EESS Ph.D. Dissertation Defense - Justine Kimball
This talk comprises the public portion of the PhD dissertation defense from approximately 9:00 am -10:00 am
Department: Environmental Earth System Science
Graduate Student: Justine Kimball
Advisor: Robert Dunbar
Title: Isotope Geochemistry of Deep-sea Corals: Paleoenvironmental Proxy Development.

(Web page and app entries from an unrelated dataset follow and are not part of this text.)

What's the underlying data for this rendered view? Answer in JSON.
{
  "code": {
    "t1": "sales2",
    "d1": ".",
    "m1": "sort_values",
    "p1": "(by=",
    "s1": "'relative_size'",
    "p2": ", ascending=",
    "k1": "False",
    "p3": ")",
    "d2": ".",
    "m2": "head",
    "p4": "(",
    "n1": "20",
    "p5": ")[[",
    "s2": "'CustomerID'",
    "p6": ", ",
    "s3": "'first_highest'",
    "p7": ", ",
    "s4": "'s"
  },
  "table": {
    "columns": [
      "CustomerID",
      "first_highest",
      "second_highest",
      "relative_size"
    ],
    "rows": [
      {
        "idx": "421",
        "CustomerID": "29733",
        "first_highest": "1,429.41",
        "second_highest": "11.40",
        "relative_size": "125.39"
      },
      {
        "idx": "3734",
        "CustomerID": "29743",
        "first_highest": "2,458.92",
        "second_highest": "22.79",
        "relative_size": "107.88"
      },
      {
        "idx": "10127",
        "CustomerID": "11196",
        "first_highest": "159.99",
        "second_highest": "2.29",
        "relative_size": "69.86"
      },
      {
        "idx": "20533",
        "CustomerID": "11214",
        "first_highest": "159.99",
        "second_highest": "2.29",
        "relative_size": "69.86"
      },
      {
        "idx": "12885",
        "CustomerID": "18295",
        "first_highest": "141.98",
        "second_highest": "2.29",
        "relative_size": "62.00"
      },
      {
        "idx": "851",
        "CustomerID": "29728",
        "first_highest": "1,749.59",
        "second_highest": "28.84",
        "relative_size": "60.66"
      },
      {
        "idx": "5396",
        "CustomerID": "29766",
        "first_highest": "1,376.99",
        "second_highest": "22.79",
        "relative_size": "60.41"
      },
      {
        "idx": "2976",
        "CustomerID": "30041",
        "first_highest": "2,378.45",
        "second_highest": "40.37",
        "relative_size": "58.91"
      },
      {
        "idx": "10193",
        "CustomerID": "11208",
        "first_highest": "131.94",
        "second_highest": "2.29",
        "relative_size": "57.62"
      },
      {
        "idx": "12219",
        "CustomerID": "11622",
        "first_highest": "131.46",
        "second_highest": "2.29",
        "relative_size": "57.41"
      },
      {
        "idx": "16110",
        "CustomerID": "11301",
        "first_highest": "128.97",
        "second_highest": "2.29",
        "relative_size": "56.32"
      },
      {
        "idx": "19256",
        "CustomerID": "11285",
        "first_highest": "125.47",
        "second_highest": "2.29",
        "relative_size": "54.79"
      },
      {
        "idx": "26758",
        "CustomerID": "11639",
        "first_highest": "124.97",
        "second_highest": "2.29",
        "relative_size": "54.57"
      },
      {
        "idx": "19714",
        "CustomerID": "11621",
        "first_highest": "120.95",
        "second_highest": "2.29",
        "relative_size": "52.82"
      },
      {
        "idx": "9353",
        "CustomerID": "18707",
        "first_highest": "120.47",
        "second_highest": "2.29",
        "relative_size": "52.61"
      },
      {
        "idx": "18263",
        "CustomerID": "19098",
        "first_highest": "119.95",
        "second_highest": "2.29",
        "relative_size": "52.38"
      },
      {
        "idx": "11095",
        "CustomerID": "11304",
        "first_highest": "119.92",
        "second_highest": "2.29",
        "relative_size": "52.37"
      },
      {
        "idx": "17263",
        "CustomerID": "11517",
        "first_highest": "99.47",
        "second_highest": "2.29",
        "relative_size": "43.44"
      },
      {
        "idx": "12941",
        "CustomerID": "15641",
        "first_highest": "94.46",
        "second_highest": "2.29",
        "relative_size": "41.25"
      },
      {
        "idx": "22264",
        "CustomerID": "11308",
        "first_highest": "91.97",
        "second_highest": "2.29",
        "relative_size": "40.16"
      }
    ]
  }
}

Abstract: Inhabiting areas of the ocean where paleoenvironmental records are sparse, deep-sea corals represent valuable yet largely untapped Holocene records of intermediate and deep ocean variability. These archives could give valuable insight into the natural variability of areas of the ocean that play an active role in large-scale climate dynamics. Living in near constant temperature, salinity and pH, and with the slowest calcification rates recorded, deep-sea corals can also provide valuable constraints on processes driving mineral equilibrium and disequilibrium signatures. Despite deep-sea corals having been indicated as potential proxies for some time, however, few records of paleoenvironmental conditions have been produced using deep-sea corals and none of these have been temperature records. The research covered in this dissertation further develops two methods for extracting temperatures from deep-sea corals. In the first, bulk δ18O and δ13C are explored in a group of calcitic octocorals and a new calibration for temperature extraction in proposed. Secondly, I report new data to further develop “clumped” isotopes as a paleothermometer in deep-sea corals as well as to investigate mineral-specific, taxon-specific, and growth-rate related effects. Carbonate clumped isotope thermometry is based on the abundance of the doubly-substituted isotopologue 13C18O16O2 in carbonate minerals and is a new and exciting method for extracting temperatures from biogenic carbonates. Deep-sea coral records of paleoventilation from the tropical and subtropical Pacific are also presented using paired 230Th-U and 14C measurements.